An Indian textile magnate who made a fortune from his clothing empire is making sure the rest of the world knows about his success – by having a shirt made out of pure gold.
Although he left school without any qualifications Pankaj Parakh created a multi-million pound textile business in India.
And now, to celebrate his upcoming 45th birthday on Friday, he has commissioned the solid gold shirt that weighs more than four kilos.
He said: ‘I wanted to wear something special when I say my thanks for my success at a thanksgiving visit to the Siddhivinayak Temple of the Hindu elephant god in Mumbai.’
And after paying just £127,000 to buy the gold and have it turned into a golden shirt, he thinks he got a good deal.

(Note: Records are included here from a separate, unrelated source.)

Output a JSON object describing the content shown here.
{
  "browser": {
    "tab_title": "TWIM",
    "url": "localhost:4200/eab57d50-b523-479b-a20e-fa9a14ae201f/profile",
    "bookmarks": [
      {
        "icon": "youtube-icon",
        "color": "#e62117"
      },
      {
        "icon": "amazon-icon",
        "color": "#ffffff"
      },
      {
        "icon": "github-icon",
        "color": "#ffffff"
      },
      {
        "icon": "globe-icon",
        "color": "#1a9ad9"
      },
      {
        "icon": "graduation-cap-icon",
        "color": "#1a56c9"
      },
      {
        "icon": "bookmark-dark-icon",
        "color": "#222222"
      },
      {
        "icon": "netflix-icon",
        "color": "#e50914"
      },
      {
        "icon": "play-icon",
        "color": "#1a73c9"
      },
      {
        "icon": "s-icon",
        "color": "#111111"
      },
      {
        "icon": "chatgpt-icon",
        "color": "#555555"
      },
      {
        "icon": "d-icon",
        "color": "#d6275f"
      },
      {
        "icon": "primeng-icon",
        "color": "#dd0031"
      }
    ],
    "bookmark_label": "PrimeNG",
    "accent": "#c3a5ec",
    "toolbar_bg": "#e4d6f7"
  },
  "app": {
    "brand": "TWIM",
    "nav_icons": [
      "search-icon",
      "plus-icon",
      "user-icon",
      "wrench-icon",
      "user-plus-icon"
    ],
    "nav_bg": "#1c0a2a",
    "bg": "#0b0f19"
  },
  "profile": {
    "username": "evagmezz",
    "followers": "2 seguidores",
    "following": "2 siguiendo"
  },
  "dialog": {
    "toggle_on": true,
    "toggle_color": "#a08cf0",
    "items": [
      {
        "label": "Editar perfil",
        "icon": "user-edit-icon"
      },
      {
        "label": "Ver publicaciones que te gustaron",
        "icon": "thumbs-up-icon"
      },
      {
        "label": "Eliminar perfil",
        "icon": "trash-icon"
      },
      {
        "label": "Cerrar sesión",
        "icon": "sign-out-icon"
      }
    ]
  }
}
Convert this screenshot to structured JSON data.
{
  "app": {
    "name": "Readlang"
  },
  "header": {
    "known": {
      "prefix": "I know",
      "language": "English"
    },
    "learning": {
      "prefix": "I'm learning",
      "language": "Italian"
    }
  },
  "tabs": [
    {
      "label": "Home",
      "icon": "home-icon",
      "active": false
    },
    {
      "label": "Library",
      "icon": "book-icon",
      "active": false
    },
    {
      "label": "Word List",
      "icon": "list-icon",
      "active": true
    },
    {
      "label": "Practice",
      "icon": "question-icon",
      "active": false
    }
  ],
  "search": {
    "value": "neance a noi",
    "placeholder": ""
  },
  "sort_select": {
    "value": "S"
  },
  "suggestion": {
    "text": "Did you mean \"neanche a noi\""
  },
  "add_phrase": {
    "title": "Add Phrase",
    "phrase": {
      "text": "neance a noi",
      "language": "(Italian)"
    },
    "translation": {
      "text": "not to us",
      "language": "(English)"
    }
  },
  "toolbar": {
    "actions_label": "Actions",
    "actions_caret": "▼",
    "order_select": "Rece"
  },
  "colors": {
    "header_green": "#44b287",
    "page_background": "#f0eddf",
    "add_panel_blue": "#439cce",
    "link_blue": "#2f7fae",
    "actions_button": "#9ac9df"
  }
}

‘I have always been fascinated with gold since I was five-years-old and studying in school. And over the years that interest has become a real passion. So it was logical that I would want to make my 45th birthday a golden affair.
‘In fact even on my wedding 23 years ago a lot of people said it was embarrassing that I was wearing more gold than my bride, but I just love the Royal metal.’
The shirt that has seven solid gold buttons is due to be officially modelled by the clothing magnate on Friday, but he tried it on in advance after collecting it from the Shanti Jewellers at Parel in Mumbai, where a team of around 20 craftsmen collectively spent 3,200 hours over the past two months to ‘stitch’ it together.
The gold used in the shirt has an 18-22 carat purity, without any other metals, and he added: ‘Before the taxman starts coming round, I can guarantee that every bit is properly recorded in my company accounts.’
Last year wealthy Datta Phuge has splashed out £14,000 on a solid gold shirt to make sure he’s a 24 karat hit with women in central India
Despite being made of gold the shirt has been so carefully made that it is as flexible as a normal shirt, he claims, and also just as comfortable because there is a thin cloth lining the inside.
He said: ‘It is easily washed and can be hung up to dry just like a normal piece of clothing, and a good a lifetime guarantee with it so that if it’s torn or damaged it will quickly be repaired.’
After leaving school early before graduating he had thrown all of his efforts into developing the family garments business in Yeola, a town of some 60,000.
He is married to wife Pratibha and has sons Siddharth, 22, and Rahul, 19, both now in college, and added: ‘I am the only one in the family that seems so passionate about gold, the rest of my family is neither impressed or interested in gold. They just accept that it’s my passion and it’s part of our domestic life. My more extended family however think I’m a bit weird but I guess that’s families.’
He is a local politician himself and despite criticism that he flaunts his wealth among people who are poorer, he is actively involved in community projects and recently funding 120 operations for polio suffers at the Narayan Seva Sansthan Hospital of Udaipur in Rajasthan.
‘I spend at least a week each year offering voluntary services at the 1,000-bedded hospital, the biggest and best for polio treatment in India. I also arrange for any requirements of the poor patients like food, medicines, surgery and blankets, from which I get immense satisfaction,’ Parakh said.
And he added: ‘I admit you need to be brave to wear a shirt like this, brave and also in possession of a gun like my fully licensed revolver which I also carry with me every time I go out.’
And the cost of the gold shirt is reportedly a fraction of what he has splashed out to make sure the birthday party is a spectacular affair, with hundreds of guests including Maharashtra tourism minister Chhagan Bhujbal of the Nationalist Congress Party (NCP) and around a dozen MPs from various parties and Indian celebrities.